This one’s too big, this one’s too small, but this one is just right. Just like the three bears, HVAC systems work a lot more efficiently when the ductwork you use is the right size for your home. Install ducts that are too small, and your system will have to work harder to keep your home heated and cooled. Too big? The velocity will be compromised, meaning you may not be able to feel it through the air registers.
Either way, you’ll be a whole lot less comfortable if your air ducts aren’t right. That’s what makes them such an important part of keeping your HVAC system balanced. But finding the right size can be complicated. Ductwork sizing relies on a complicated formula that includes your home measurements, the size of your unit, the necessary air flow velocity, and the friction loss and static pressure of your HVAC system. That’s why HVAC professionals have charts and tools at their disposal to make the whole process go smoother. If you’re interested in knowing a little bit about what they’re calculating, here’s a brief overview of these measurements.
Sizing Your Home’s Square Footage
The size of your home informs the size of your heating and cooling units—but it will also determine how large your ducts need to be. To accurately gauge the size of your ductwork, you’ll need to precisely measure the square footage of not just your house as a whole, but the size of each room, as well.
Run a tape measure around the length and width of each wall, dividing odd-shaped rooms into separate rectangular parts to calculate your measurements, if necessary. Write each measurement down on a chart to keep track of them, because you’ll need them later!
Cubic Feet Per Minute Calculations
Next, we need to talk about the cubic feet per minute, or CFM. This measurement indicates the air velocity or flow needed to accurately heat or cool a room. Since the size of your ductwork can increase or lower this measurement, you’ll have to find the necessary CFM for each room before you can get the right duct size for each space.

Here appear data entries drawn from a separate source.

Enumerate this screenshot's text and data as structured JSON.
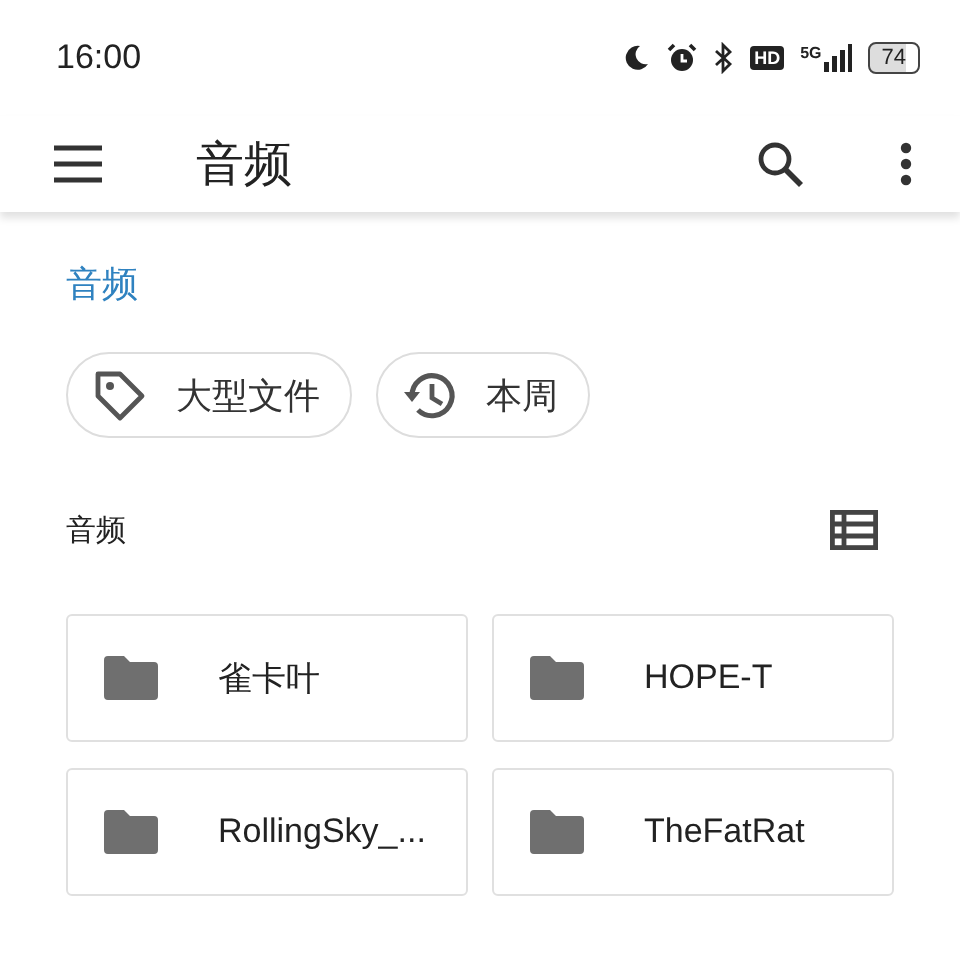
{
  "status_bar": {
    "time": "16:00",
    "hd": "HD",
    "network": "5G",
    "battery": "74"
  },
  "app_bar": {
    "title": "音频"
  },
  "breadcrumb": "音频",
  "chips": [
    {
      "kind": "tag",
      "label": "大型文件"
    },
    {
      "kind": "history",
      "label": "本周"
    }
  ],
  "section": {
    "title": "音频"
  },
  "folders": [
    {
      "name": "雀卡叶"
    },
    {
      "name": "HOPE-T"
    },
    {
      "name": "RollingSky_..."
    },
    {
      "name": "TheFatRat"
    }
  ]
}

To calculate CFM, you need to know the size of your heating or cooling unit in tons. Multiply this number by 400, which is the average output of an HVAC unit. Then divide by the total square footage of your home. This will give you the multiplier for all your rooms’ CFM. So if you’re starting in the kitchen, and the kitchen is 300 square feet, to find the room’s CFM, you’d multiply 300 by (unit size x 400) / total square footage of your home. Do this for each room in your house.

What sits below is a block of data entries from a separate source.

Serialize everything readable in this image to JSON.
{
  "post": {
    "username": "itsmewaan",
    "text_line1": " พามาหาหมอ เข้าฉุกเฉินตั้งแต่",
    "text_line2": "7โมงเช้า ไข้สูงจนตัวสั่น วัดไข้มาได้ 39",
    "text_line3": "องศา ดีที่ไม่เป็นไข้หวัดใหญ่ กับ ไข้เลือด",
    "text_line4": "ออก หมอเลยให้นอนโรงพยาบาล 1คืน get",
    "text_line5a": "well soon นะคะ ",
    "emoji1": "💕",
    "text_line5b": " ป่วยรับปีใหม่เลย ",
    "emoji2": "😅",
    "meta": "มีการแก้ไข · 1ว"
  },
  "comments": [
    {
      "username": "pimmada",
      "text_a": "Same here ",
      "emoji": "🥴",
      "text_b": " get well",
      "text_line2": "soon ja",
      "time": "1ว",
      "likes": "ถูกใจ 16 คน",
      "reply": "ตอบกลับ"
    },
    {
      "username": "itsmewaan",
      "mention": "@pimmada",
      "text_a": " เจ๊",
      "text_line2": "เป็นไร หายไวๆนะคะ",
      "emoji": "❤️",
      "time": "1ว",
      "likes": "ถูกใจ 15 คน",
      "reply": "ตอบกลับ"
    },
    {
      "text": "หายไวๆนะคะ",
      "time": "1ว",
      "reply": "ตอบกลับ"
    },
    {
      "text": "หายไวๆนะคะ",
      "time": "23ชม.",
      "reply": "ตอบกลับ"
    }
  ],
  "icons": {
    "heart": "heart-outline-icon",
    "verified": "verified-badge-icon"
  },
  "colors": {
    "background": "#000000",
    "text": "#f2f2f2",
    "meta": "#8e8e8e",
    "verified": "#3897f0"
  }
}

Your Duct’s Friction Loss Rate
Another important unit to know is the friction loss rate of your ducts. This helps your contractor determine the static pressure for your unit throughout the length of your ducts—another measurement that affects the overall air flow from your system.
Friction loss rate depends on many different measurements, like the length of each duct; the amount of coils, filters, grills, registers, and dampers in your system; and the amount of turns in the ductwork. Your contractor will use a calculator to combine these measurements and features into your system’s static pressure measurement. Then they multiply it by 100 and divide by the total length of your system’s ductwork.
However, this is obviously a very complicated measurement—and becomes all the more complicated depending upon the size and shape of your ducts. For this reason, it’s usually best to leave friction loss rate calculations up to a professional contractor. But you can find a general number using an online friction loss calculator.
Using an HVAC Ducting Calculator
Your overall ducting size comes from combining the size, CFM, and friction loss of your home—meaning it ends up being a pretty complicated calculation. Because of this, professionals and amateurs alike typically don’t calculate the final HVAC ducting size by themselves. Instead, they use software or programmed calculators that can make these final deductions for them.
Because an HVAC professional has access to more sophisticated tools, it’s a safe bet that their calculations will be a little bit more precise than a home handyman’s. However, if you’re interested in learning more about the way these calculators work, an online course like this one can help.
Still, you should always at least consult with a knowledgeable professional when you’re designing an HVAC duct system. The size of your ductwork can massively alter the comfort of your home—and the amount you spend every month to keep your house heated or cooled. And HVAC units represent the largest portion of your home’s energy use, so getting those numbers right is imperative—if you like saving money, that is!